Most electronics still end up the landfill, which is not where they should go. Electronics are made to last and they are built with some hazardous materials inside. It is extremely important that they be given to a recycling company so they can be disposed of properly.

We recently made arrangements with a recycling company to take home electronics after installations. This includes TVs, receivers, speakers, blu ray or DVD players that we can physically carry and load into our company vehicles. The recycling company will allow us to transport items on your installation day directly to their recycling place of business. There is a fee for recycling electronics and we can provide it in your estimate, but the recycling center is giving us special pricing to make it more affordable for you.

If you don’t mind taking your own electronics to a recycling drop off site, there are three places you can go:

1) Best Buy will accept electronics including computers, TVs, etc. Each Best Buy is different and they have maximums so we suggest you call first to see what they would take. They do not charge for this service.

2) Securis offers a monthly recycling event. There is a fee based on what you take. Prices are listed on their website at and the events are only held once a month at their Chantilly operations.

3) Keep a look out for other monthly recycling events that communities and businesses put on. Many are “paper only” but sometimes someone will hold an electronics event.
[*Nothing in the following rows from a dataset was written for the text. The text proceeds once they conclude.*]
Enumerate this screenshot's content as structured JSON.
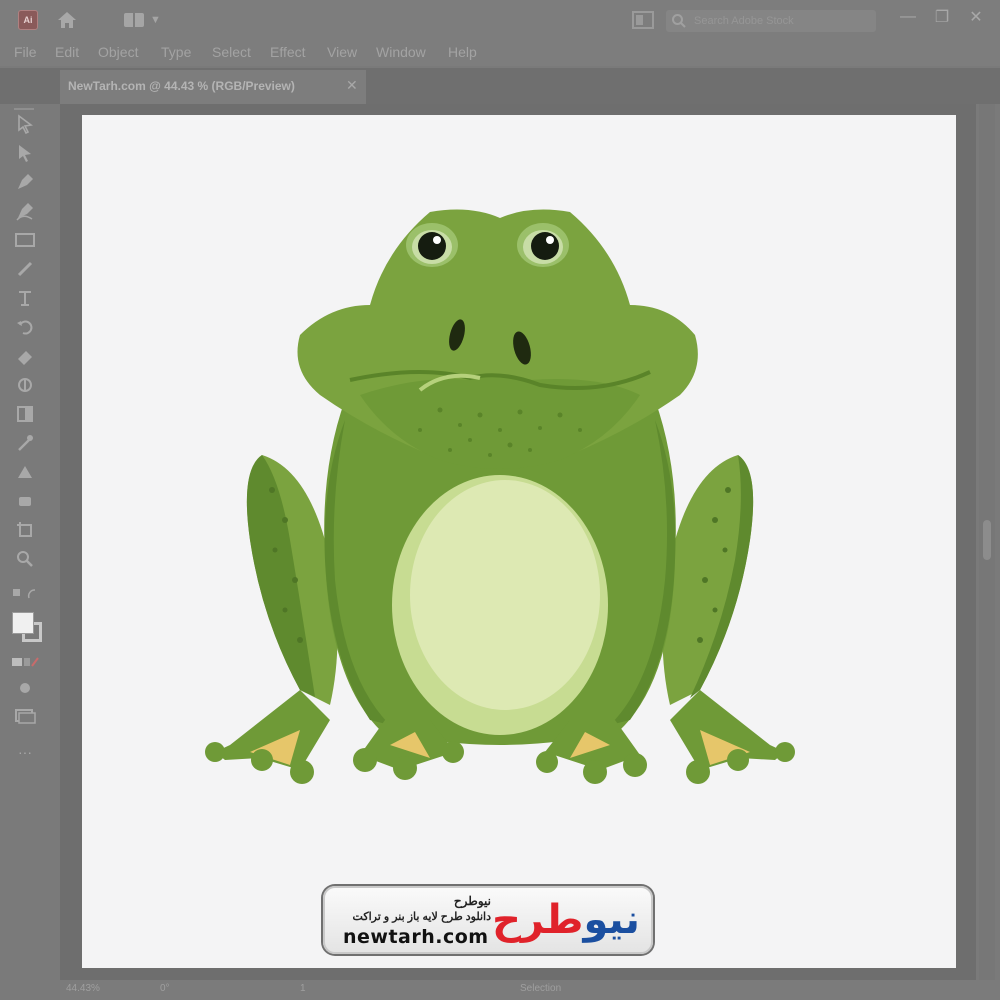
{
  "app": {
    "logo_text": "Ai"
  },
  "search": {
    "placeholder": "Search Adobe Stock"
  },
  "menu": {
    "items": [
      "File",
      "Edit",
      "Object",
      "Type",
      "Select",
      "Effect",
      "View",
      "Window",
      "Help"
    ]
  },
  "document_tab": {
    "label": "NewTarh.com @ 44.43 % (RGB/Preview)",
    "close_label": "✕"
  },
  "window_controls": {
    "minimize": "—",
    "restore": "❐",
    "close": "✕"
  },
  "toolbar": {
    "tools": [
      "selection-tool-icon",
      "direct-selection-tool-icon",
      "pen-tool-icon",
      "curvature-tool-icon",
      "rectangle-tool-icon",
      "paintbrush-tool-icon",
      "type-tool-icon",
      "rotate-tool-icon",
      "eraser-tool-icon",
      "shape-builder-tool-icon",
      "gradient-tool-icon",
      "eyedropper-tool-icon",
      "blend-tool-icon",
      "symbol-sprayer-tool-icon",
      "artboard-tool-icon",
      "zoom-tool-icon"
    ],
    "more_label": "···"
  },
  "status": {
    "zoom": "44.43%",
    "rotation": "0°",
    "artboard": "1",
    "mode": "Selection"
  },
  "watermark": {
    "name": "نیوطرح",
    "tagline": "دانلود طرح لایه باز بنر و تراکت",
    "url": "newtarh.com",
    "wordmark_a": "نیو",
    "wordmark_b": "طرح"
  },
  "colors": {
    "frog_body": "#7ba33f",
    "frog_dark": "#5f8a2e",
    "frog_belly": "#dde9b3",
    "toes": "#e6c66a",
    "artboard": "#f4f4f5"
  }
}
As an example, the Loudoun County Chamber of Commerce is holding an event on September 24th.

If you don’t want your old electronics sitting around or you don’t have the manpower to get it to a recycling center, then please ask Lew during your site survey to include pricing for removal.

What is important is that you do not throw out electronics in the trash or dump them somewhere as they are a danger to our environment. Electronics disposal is still a problem throughout the United States because there are not enough recycling centers. If more large retailers would serve as drop off locations for electronics & then work with recycling centers, more people would do a better job of properly recycling.

What can cause erectile dysfunction. Part 2